Justice Brett Kavanaugh, appointed by President Trump last year, wrote the decision for himself and the court's four liberal justices. In it, he stressed that the court majority was taking no position on the merits of the lawsuit but said that under long-standing precedent the suit could proceed to its next stages.
The lawsuit was brought against Apple by four iPhone users, who claimed that Apple was monopolizing the retail market for the sale of apps and using that monopoly to force higher-than-competitive charges for its apps.
The theory of the lawsuit is that Apple's 30% commission charge to app developers is often passed on to consumers — creating a higher-than-competitive price — and that competitors are shut out because Apple prevents iPhone owners from buying apps anywhere other than its App Store.
Apple sought to block the lawsuit, asserting that it had not set the prices on the apps and thus the iPhone owners had no standing to sue.
But the 9th Circuit Court of Appeals ruled against Apple, and on Monday the Supreme Court agreed.
"Ever since Congress overwhelmingly passed and President Benjamin Harrison signed the Sherman Act in 1890, 'protecting consumers from monopoly prices' has been 'the central concern of antitrust,' " Kavanaugh wrote in the majority opinion.
He added, "The consumers here purchased apps directly from Apple, and they allege that Apple used its monopoly power over the retail apps market to charge higher-than-competitive prices."
Kavanaugh's opinion was joined by Justices Ruth Bader Ginsburg, Stephen Breyer, Elena Kagan and Sonia Sotomayor. The dissent was written by President Trump's other appointee to the high court, Justice Neil Gorsuch.
Gorsuch's opinion was joined by Justices Clarence Thomas, Samuel Alito and Chief Justice John Roberts. They would have thrown the case out of court because in their view, iPhone users are not direct purchasers who, under the court's precedents, may bring antitrust claims.
Gorsuch's dissenting minority opinion cited the landmark Illinois Brick Co. v. Illinois case of 1977 to say that "an antitrust plaintiff can't sue a defendant for overcharging someone else who might (or might not) have passed on all (or some) of the overcharge to him."
Rather than allowing the four iPhone owners to sue under a "pass on" theory, Gorsuch wrote, the high court should have ruled that the rightful suit can only come from those who are forced to pay "overcharges" in a monopoly environment — in this case, the companies that develop and sell apps in Apple's online store.
"If the proximate cause line is no longer to be drawn at the first injured party, how far down the causal chain can a plaintiff be and still recoup damages?" Gorsuch asked, in his dissenting opinion that was joined by Roberts, along with Thomas and Alito.
Today's ruling, Gorsuch said, could begin whittling away the decision in Illinois Brick and may also call other, older cases into question.
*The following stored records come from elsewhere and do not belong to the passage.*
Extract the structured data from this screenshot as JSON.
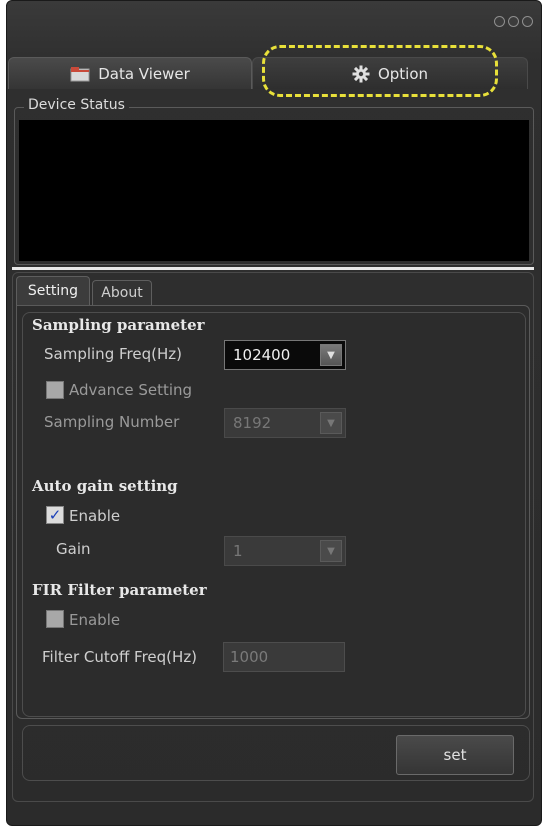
{
  "window": {
    "controls": [
      "minimize-icon",
      "maximize-icon",
      "close-icon"
    ]
  },
  "tabs": [
    {
      "label": "Data Viewer",
      "icon": "folder-icon"
    },
    {
      "label": "Option",
      "icon": "gear-icon",
      "selected": true
    }
  ],
  "device_status": {
    "title": "Device Status"
  },
  "subtabs": [
    {
      "label": "Setting",
      "selected": true
    },
    {
      "label": "About"
    }
  ],
  "sampling": {
    "title": "Sampling parameter",
    "freq_label": "Sampling Freq(Hz)",
    "freq_value": "102400",
    "advance_label": "Advance Setting",
    "advance_checked": false,
    "number_label": "Sampling Number",
    "number_value": "8192"
  },
  "auto_gain": {
    "title": "Auto gain setting",
    "enable_label": "Enable",
    "enable_checked": true,
    "gain_label": "Gain",
    "gain_value": "1"
  },
  "fir": {
    "title": "FIR Filter parameter",
    "enable_label": "Enable",
    "enable_checked": false,
    "cutoff_label": "Filter Cutoff Freq(Hz)",
    "cutoff_value": "1000"
  },
  "actions": {
    "set_label": "set"
  },
  "colors": {
    "highlight": "#e8e03a",
    "background": "#2b2b2b",
    "check_mark": "#1a3fb8"
  }
}
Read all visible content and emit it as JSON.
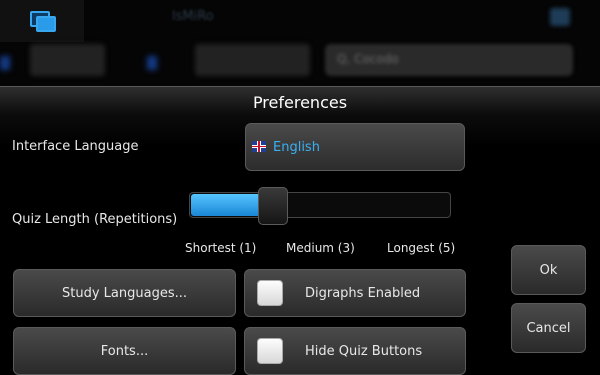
{
  "background_app": {
    "title": "lsMiRo",
    "search_placeholder": "Q, Cocodo"
  },
  "dialog": {
    "title": "Preferences",
    "interface_language": {
      "label": "Interface Language",
      "value": "English",
      "flag_icon": "uk-flag-icon"
    },
    "quiz_length": {
      "label": "Quiz Length (Repetitions)",
      "ticks": [
        "Shortest (1)",
        "Medium (3)",
        "Longest (5)"
      ],
      "value_fraction": 0.27
    },
    "buttons": {
      "study_languages": "Study Languages...",
      "fonts": "Fonts...",
      "ok": "Ok",
      "cancel": "Cancel"
    },
    "checkboxes": {
      "digraphs_enabled": {
        "label": "Digraphs Enabled",
        "checked": false
      },
      "hide_quiz_buttons": {
        "label": "Hide Quiz Buttons",
        "checked": false
      }
    }
  },
  "colors": {
    "accent": "#3ab0f2",
    "slider_fill": "#2a9be9"
  }
}
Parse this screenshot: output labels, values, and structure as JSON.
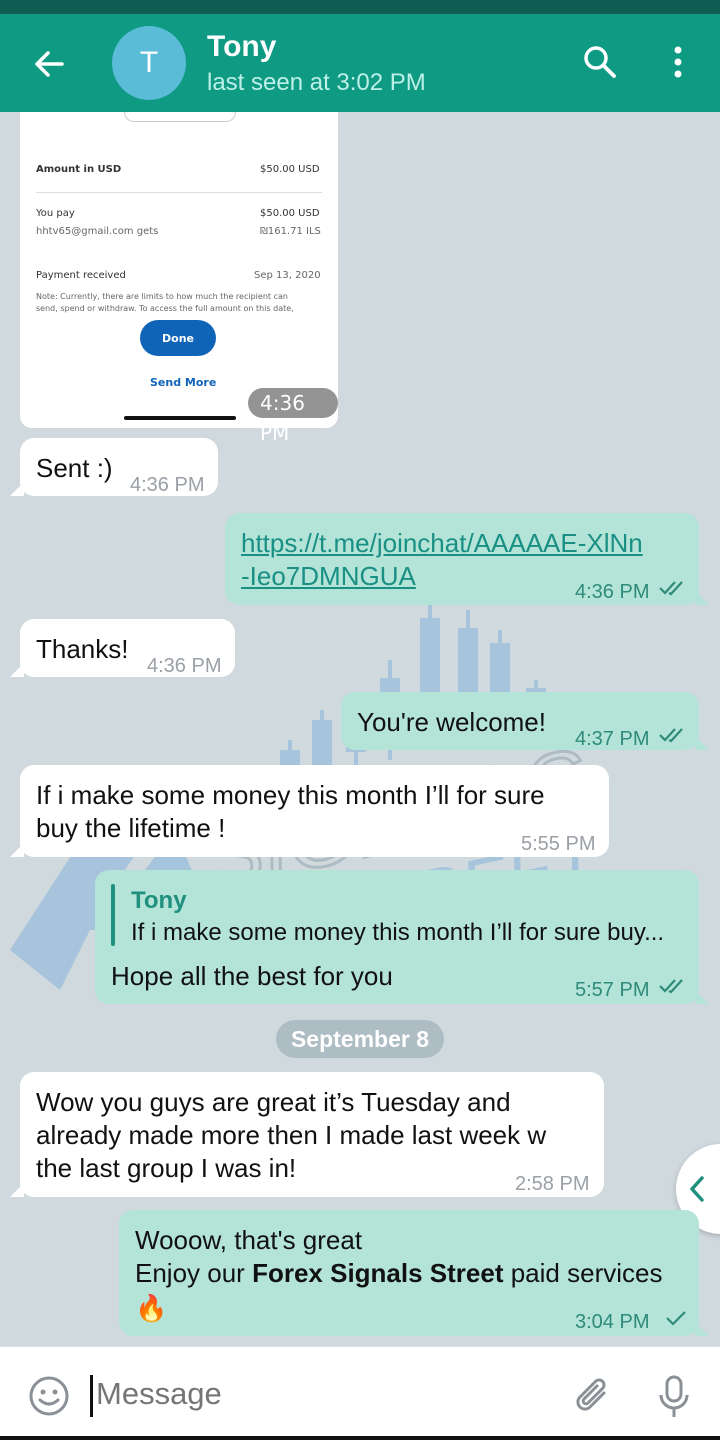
{
  "status_bar": {},
  "header": {
    "avatar_letter": "T",
    "title": "Tony",
    "subtitle": "last seen at 3:02 PM"
  },
  "receipt": {
    "amount_label": "Amount in USD",
    "amount_value": "$50.00 USD",
    "you_pay_label": "You pay",
    "you_pay_value": "$50.00 USD",
    "recipient_label": "hhtv65@gmail.com gets",
    "recipient_value": "₪161.71 ILS",
    "payment_received_label": "Payment received",
    "payment_received_value": "Sep 13, 2020",
    "note_line1": "Note: Currently, there are limits to how much the recipient can",
    "note_line2": "send, spend or withdraw. To access the full amount on this date,",
    "done_label": "Done",
    "send_more_label": "Send More",
    "time": "4:36 PM"
  },
  "messages": [
    {
      "dir": "in",
      "text": "Sent :)",
      "time": "4:36 PM"
    },
    {
      "dir": "out",
      "text_line1": "https://t.me/joinchat/AAAAAE-XlNn",
      "text_line2": "-Ieo7DMNGUA",
      "time": "4:36 PM",
      "status": "read"
    },
    {
      "dir": "in",
      "text": "Thanks!",
      "time": "4:36 PM"
    },
    {
      "dir": "out",
      "text": "You're welcome!",
      "time": "4:37 PM",
      "status": "read"
    },
    {
      "dir": "in",
      "text_line1": "If i make some money this month I’ll for sure",
      "text_line2": "buy the lifetime !",
      "time": "5:55 PM"
    },
    {
      "dir": "out",
      "reply_name": "Tony",
      "reply_text": "If i make some money this month I’ll for sure buy...",
      "text": "Hope all the best for you",
      "time": "5:57 PM",
      "status": "read"
    },
    {
      "dir": "in",
      "text_line1": "Wow you guys are great it’s Tuesday and",
      "text_line2": "already made more then I made last week w",
      "text_line3": "the last group I was in!",
      "time": "2:58 PM"
    },
    {
      "dir": "out",
      "text_line1": "Wooow, that's great",
      "text_pre": "Enjoy our ",
      "text_bold": "Forex Signals Street",
      "text_post": " paid services",
      "emoji": "🔥",
      "time": "3:04 PM",
      "status": "sent"
    }
  ],
  "date_chip": "September 8",
  "input": {
    "placeholder": "Message"
  },
  "colors": {
    "header": "#0f9a84",
    "status_bar": "#0f5d52",
    "outgoing": "#b4e4d8",
    "accent": "#1f8f7e"
  },
  "icons": [
    "back-arrow-icon",
    "search-icon",
    "more-vert-icon",
    "emoji-icon",
    "attach-icon",
    "mic-icon",
    "double-check-icon",
    "single-check-icon",
    "chevron-left-icon"
  ]
}
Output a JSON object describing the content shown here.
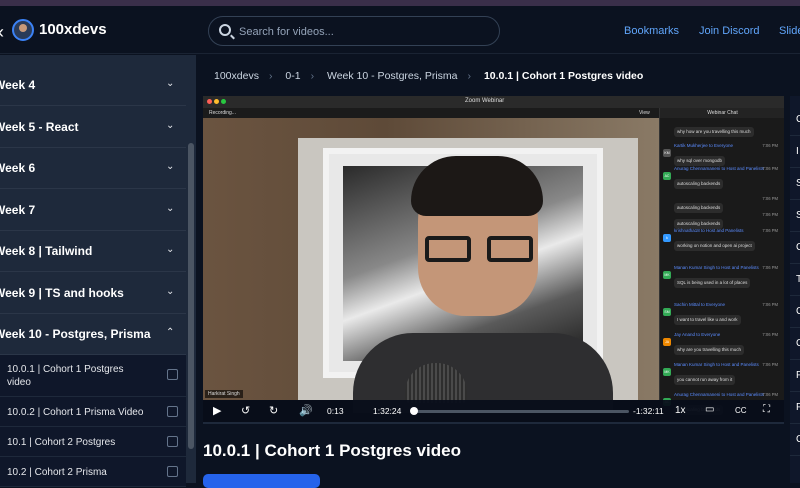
{
  "header": {
    "brand": "100xdevs",
    "search_placeholder": "Search for videos...",
    "nav": [
      "Bookmarks",
      "Join Discord",
      "Slide"
    ]
  },
  "sidebar": {
    "items": [
      {
        "label": "Week 4",
        "expanded": false
      },
      {
        "label": "Week 5 - React",
        "expanded": false
      },
      {
        "label": "Week 6",
        "expanded": false
      },
      {
        "label": "Week 7",
        "expanded": false
      },
      {
        "label": "Week 8 | Tailwind",
        "expanded": false
      },
      {
        "label": "Week 9 | TS and hooks",
        "expanded": false
      },
      {
        "label": "Week 10 - Postgres, Prisma",
        "expanded": true
      }
    ],
    "sub_items": [
      {
        "label": "10.0.1 | Cohort 1 Postgres video",
        "checked": false
      },
      {
        "label": "10.0.2 | Cohort 1 Prisma Video",
        "checked": false
      },
      {
        "label": "10.1 | Cohort 2 Postgres",
        "checked": false
      },
      {
        "label": "10.2 | Cohort 2 Prisma",
        "checked": false
      }
    ]
  },
  "breadcrumb": [
    "100xdevs",
    "0-1",
    "Week 10 - Postgres, Prisma",
    "10.0.1 | Cohort 1 Postgres video"
  ],
  "video": {
    "window_title": "Zoom Webinar",
    "recording_label": "Recording...",
    "view_label": "View",
    "speaker_name": "Harkirat Singh",
    "chat_title": "Webinar Chat",
    "chat": [
      {
        "who": "",
        "text": "why how are you travelling this much",
        "time": ""
      },
      {
        "who": "Kartik Mukherjee to Everyone",
        "text": "why sql over mongodb",
        "time": "7:06 PM",
        "avatar": "KM",
        "color": "#555"
      },
      {
        "who": "Anurag Chennamaneni to Host and Panelists",
        "text": "autoscaling backends",
        "time": "7:06 PM",
        "avatar": "AC",
        "color": "#3a5"
      },
      {
        "who": "",
        "text": "autoscaling backends",
        "time": "7:06 PM"
      },
      {
        "who": "",
        "text": "autoscaling backends",
        "time": "7:06 PM"
      },
      {
        "who": "krishnatha18 to Host and Panelists",
        "text": "working on notion and open ai project",
        "time": "7:06 PM",
        "avatar": "k",
        "color": "#39f"
      },
      {
        "who": "Manan Kumar Singh to Host and Panelists",
        "text": "SQL is being used in a lot of places",
        "time": "7:06 PM",
        "avatar": "MK",
        "color": "#3a5"
      },
      {
        "who": "Sachin Mittal to Everyone",
        "text": "I want to travel like u and work",
        "time": "7:06 PM",
        "avatar": "SM",
        "color": "#3a5"
      },
      {
        "who": "Jay Anand to Everyone",
        "text": "why are you travelling this much",
        "time": "7:06 PM",
        "avatar": "JA",
        "color": "#e80"
      },
      {
        "who": "Manan Kumar Singh to Host and Panelists",
        "text": "you cannot run away from it",
        "time": "7:06 PM",
        "avatar": "MK",
        "color": "#3a5"
      },
      {
        "who": "Anurag Chennamaneni to Host and Panelists",
        "text": "autoscaling backends",
        "time": "7:06 PM",
        "avatar": "AC",
        "color": "#3a5"
      }
    ],
    "current_time": "0:13",
    "duration": "1:32:24",
    "remaining": "-1:32:11",
    "progress_fraction": 0.0023,
    "speed": "1x"
  },
  "page_title": "10.0.1 | Cohort 1 Postgres video",
  "right_panel_letters": [
    "C",
    "I",
    "S",
    "S",
    "C",
    "T",
    "C",
    "C",
    "F",
    "F",
    "C"
  ]
}
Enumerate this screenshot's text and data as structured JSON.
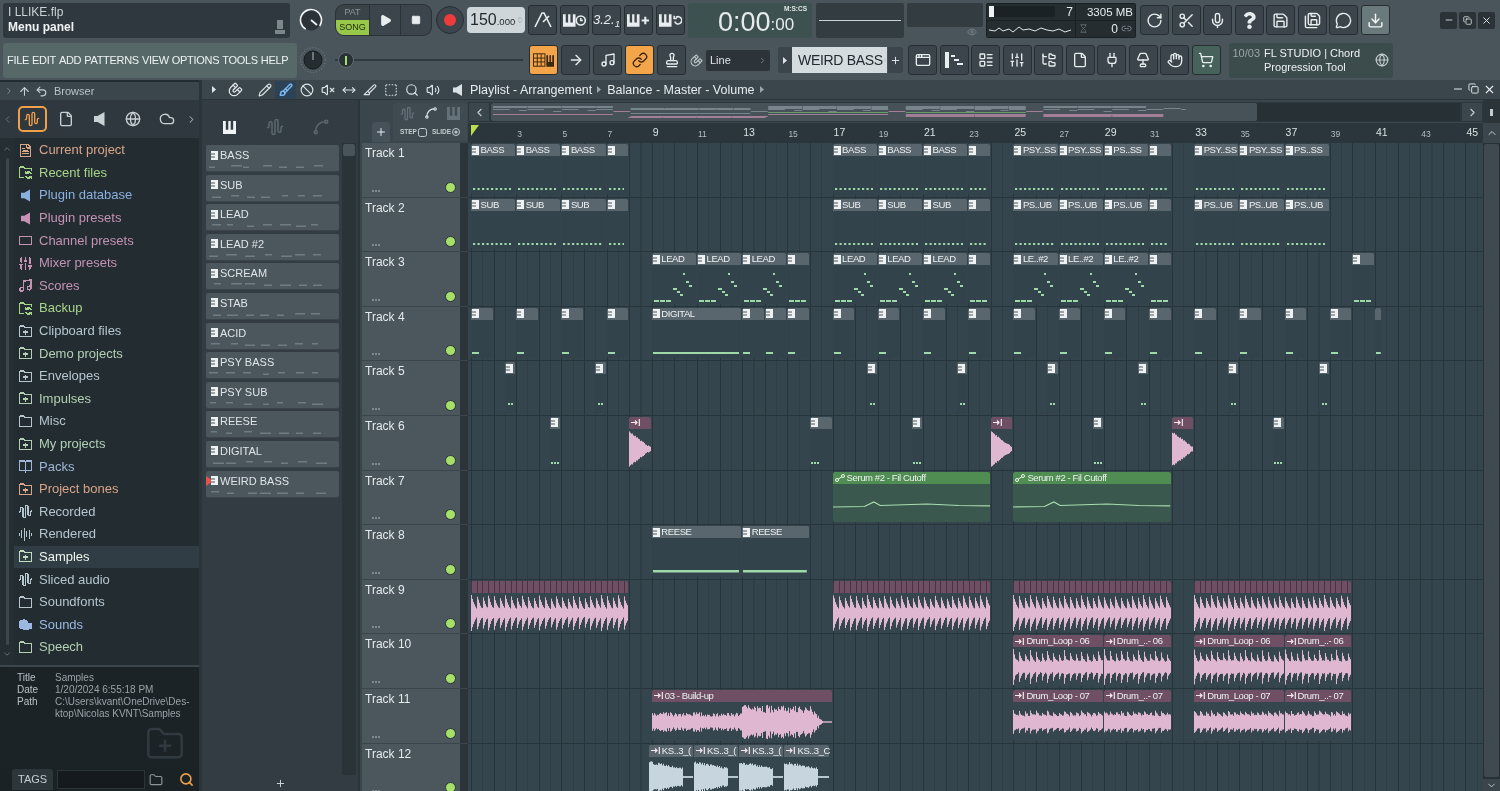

But Kavanaugh wrote that the previous decision wasn't meant "to bar direct-purchaser suits against monopolistic retailers who employ commissions rather than markups."
He added, "The plaintiffs seek to hold retailers to account if the retailers engage in unlawful anticompetitive conduct that harms consumers who purchase from those retailers. That is why we have antitrust law."
To the question of whether Apple could now be subject to lawsuits from different plaintiffs — by consumers who are downstream in the sales process, and by suppliers who are further upstream — Kavanaugh wrote, "A retailer who is both a monopolist and a monopsonist may be liable to different classes of plaintiffs."
A monopsony, as we all recall, can occur when a company becomes the sole buyer of goods or labor, concentrating all the market power on its side.